• [Description of the task] In your reply, write out each entry exactly as given.

------ The data

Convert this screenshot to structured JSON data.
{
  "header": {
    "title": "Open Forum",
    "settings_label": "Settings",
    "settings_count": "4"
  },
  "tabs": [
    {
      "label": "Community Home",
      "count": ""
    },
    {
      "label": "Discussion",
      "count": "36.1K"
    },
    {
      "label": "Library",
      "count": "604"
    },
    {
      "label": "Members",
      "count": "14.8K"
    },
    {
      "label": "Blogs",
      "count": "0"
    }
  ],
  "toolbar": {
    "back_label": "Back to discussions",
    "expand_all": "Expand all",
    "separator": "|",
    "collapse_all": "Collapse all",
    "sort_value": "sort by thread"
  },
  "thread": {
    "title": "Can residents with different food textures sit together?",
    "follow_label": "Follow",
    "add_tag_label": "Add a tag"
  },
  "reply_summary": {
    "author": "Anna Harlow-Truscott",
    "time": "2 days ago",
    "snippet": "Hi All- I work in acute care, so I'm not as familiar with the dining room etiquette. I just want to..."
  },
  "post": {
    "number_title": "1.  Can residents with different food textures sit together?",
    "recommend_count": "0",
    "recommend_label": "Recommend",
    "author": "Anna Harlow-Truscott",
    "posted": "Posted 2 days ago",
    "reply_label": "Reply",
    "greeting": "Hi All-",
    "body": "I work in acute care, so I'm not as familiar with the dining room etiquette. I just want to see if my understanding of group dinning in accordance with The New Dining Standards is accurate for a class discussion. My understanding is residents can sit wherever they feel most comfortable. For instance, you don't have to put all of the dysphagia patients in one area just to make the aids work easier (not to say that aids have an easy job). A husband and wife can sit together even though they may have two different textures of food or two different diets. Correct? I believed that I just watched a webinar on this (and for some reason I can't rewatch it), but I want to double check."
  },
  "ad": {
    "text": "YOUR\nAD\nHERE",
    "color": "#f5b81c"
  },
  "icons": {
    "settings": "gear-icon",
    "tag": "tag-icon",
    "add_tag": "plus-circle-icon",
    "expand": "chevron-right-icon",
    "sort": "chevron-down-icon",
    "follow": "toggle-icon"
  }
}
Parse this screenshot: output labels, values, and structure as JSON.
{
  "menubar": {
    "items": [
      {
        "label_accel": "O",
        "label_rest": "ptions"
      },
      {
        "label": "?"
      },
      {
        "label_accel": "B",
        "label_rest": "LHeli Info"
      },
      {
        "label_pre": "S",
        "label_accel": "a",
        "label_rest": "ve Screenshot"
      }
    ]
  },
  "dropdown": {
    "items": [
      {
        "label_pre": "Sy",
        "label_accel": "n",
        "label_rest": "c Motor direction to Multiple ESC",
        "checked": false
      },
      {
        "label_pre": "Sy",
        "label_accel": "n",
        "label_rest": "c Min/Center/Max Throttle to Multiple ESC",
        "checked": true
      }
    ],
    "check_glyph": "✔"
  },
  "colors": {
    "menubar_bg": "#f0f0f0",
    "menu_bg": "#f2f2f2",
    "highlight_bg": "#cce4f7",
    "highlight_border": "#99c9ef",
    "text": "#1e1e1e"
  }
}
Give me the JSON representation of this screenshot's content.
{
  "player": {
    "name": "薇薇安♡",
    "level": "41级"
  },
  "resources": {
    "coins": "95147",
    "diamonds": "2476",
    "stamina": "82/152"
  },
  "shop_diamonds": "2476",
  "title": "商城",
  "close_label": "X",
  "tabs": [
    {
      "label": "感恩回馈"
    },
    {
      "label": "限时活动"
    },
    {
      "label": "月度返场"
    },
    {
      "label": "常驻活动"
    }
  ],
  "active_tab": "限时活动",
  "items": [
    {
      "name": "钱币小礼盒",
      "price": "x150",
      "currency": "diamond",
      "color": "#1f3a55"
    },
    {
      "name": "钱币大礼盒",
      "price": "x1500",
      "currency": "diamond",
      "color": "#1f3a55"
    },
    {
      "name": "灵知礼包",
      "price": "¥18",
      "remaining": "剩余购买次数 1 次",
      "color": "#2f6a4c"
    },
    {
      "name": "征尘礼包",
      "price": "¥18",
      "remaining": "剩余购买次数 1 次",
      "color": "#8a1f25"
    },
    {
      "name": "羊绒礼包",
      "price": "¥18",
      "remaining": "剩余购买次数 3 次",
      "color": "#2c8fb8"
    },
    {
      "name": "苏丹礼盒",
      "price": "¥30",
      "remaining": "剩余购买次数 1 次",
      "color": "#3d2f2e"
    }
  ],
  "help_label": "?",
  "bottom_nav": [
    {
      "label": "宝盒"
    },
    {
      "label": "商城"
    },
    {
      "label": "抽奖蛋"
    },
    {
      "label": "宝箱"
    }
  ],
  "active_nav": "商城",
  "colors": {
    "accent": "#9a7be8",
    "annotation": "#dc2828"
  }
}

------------

• [Response for this exercise]
Convert this screenshot to structured JSON data.
{
  "header": {
    "title": "Open Forum",
    "settings_label": "Settings",
    "settings_count": "4"
  },
  "tabs": [
    {
      "label": "Community Home",
      "count": ""
    },
    {
      "label": "Discussion",
      "count": "36.1K"
    },
    {
      "label": "Library",
      "count": "604"
    },
    {
      "label": "Members",
      "count": "14.8K"
    },
    {
      "label": "Blogs",
      "count": "0"
    }
  ],
  "toolbar": {
    "back_label": "Back to discussions",
    "expand_all": "Expand all",
    "separator": "|",
    "collapse_all": "Collapse all",
    "sort_value": "sort by thread"
  },
  "thread": {
    "title": "Can residents with different food textures sit together?",
    "follow_label": "Follow",
    "add_tag_label": "Add a tag"
  },
  "reply_summary": {
    "author": "Anna Harlow-Truscott",
    "time": "2 days ago",
    "snippet": "Hi All- I work in acute care, so I'm not as familiar with the dining room etiquette. I just want to..."
  },
  "post": {
    "number_title": "1.  Can residents with different food textures sit together?",
    "recommend_count": "0",
    "recommend_label": "Recommend",
    "author": "Anna Harlow-Truscott",
    "posted": "Posted 2 days ago",
    "reply_label": "Reply",
    "greeting": "Hi All-",
    "body": "I work in acute care, so I'm not as familiar with the dining room etiquette. I just want to see if my understanding of group dinning in accordance with The New Dining Standards is accurate for a class discussion. My understanding is residents can sit wherever they feel most comfortable. For instance, you don't have to put all of the dysphagia patients in one area just to make the aids work easier (not to say that aids have an easy job). A husband and wife can sit together even though they may have two different textures of food or two different diets. Correct? I believed that I just watched a webinar on this (and for some reason I can't rewatch it), but I want to double check."
  },
  "ad": {
    "text": "YOUR\nAD\nHERE",
    "color": "#f5b81c"
  },
  "icons": {
    "settings": "gear-icon",
    "tag": "tag-icon",
    "add_tag": "plus-circle-icon",
    "expand": "chevron-right-icon",
    "sort": "chevron-down-icon",
    "follow": "toggle-icon"
  }
}
Parse this screenshot: output labels, values, and structure as JSON.
{
  "menubar": {
    "items": [
      {
        "label_accel": "O",
        "label_rest": "ptions"
      },
      {
        "label": "?"
      },
      {
        "label_accel": "B",
        "label_rest": "LHeli Info"
      },
      {
        "label_pre": "S",
        "label_accel": "a",
        "label_rest": "ve Screenshot"
      }
    ]
  },
  "dropdown": {
    "items": [
      {
        "label_pre": "Sy",
        "label_accel": "n",
        "label_rest": "c Motor direction to Multiple ESC",
        "checked": false
      },
      {
        "label_pre": "Sy",
        "label_accel": "n",
        "label_rest": "c Min/Center/Max Throttle to Multiple ESC",
        "checked": true
      }
    ],
    "check_glyph": "✔"
  },
  "colors": {
    "menubar_bg": "#f0f0f0",
    "menu_bg": "#f2f2f2",
    "highlight_bg": "#cce4f7",
    "highlight_border": "#99c9ef",
    "text": "#1e1e1e"
  }
}
Give me the JSON representation of this screenshot's content.
{
  "player": {
    "name": "薇薇安♡",
    "level": "41级"
  },
  "resources": {
    "coins": "95147",
    "diamonds": "2476",
    "stamina": "82/152"
  },
  "shop_diamonds": "2476",
  "title": "商城",
  "close_label": "X",
  "tabs": [
    {
      "label": "感恩回馈"
    },
    {
      "label": "限时活动"
    },
    {
      "label": "月度返场"
    },
    {
      "label": "常驻活动"
    }
  ],
  "active_tab": "限时活动",
  "items": [
    {
      "name": "钱币小礼盒",
      "price": "x150",
      "currency": "diamond",
      "color": "#1f3a55"
    },
    {
      "name": "钱币大礼盒",
      "price": "x1500",
      "currency": "diamond",
      "color": "#1f3a55"
    },
    {
      "name": "灵知礼包",
      "price": "¥18",
      "remaining": "剩余购买次数 1 次",
      "color": "#2f6a4c"
    },
    {
      "name": "征尘礼包",
      "price": "¥18",
      "remaining": "剩余购买次数 1 次",
      "color": "#8a1f25"
    },
    {
      "name": "羊绒礼包",
      "price": "¥18",
      "remaining": "剩余购买次数 3 次",
      "color": "#2c8fb8"
    },
    {
      "name": "苏丹礼盒",
      "price": "¥30",
      "remaining": "剩余购买次数 1 次",
      "color": "#3d2f2e"
    }
  ],
  "help_label": "?",
  "bottom_nav": [
    {
      "label": "宝盒"
    },
    {
      "label": "商城"
    },
    {
      "label": "抽奖蛋"
    },
    {
      "label": "宝箱"
    }
  ],
  "active_nav": "商城",
  "colors": {
    "accent": "#9a7be8",
    "annotation": "#dc2828"
  }
}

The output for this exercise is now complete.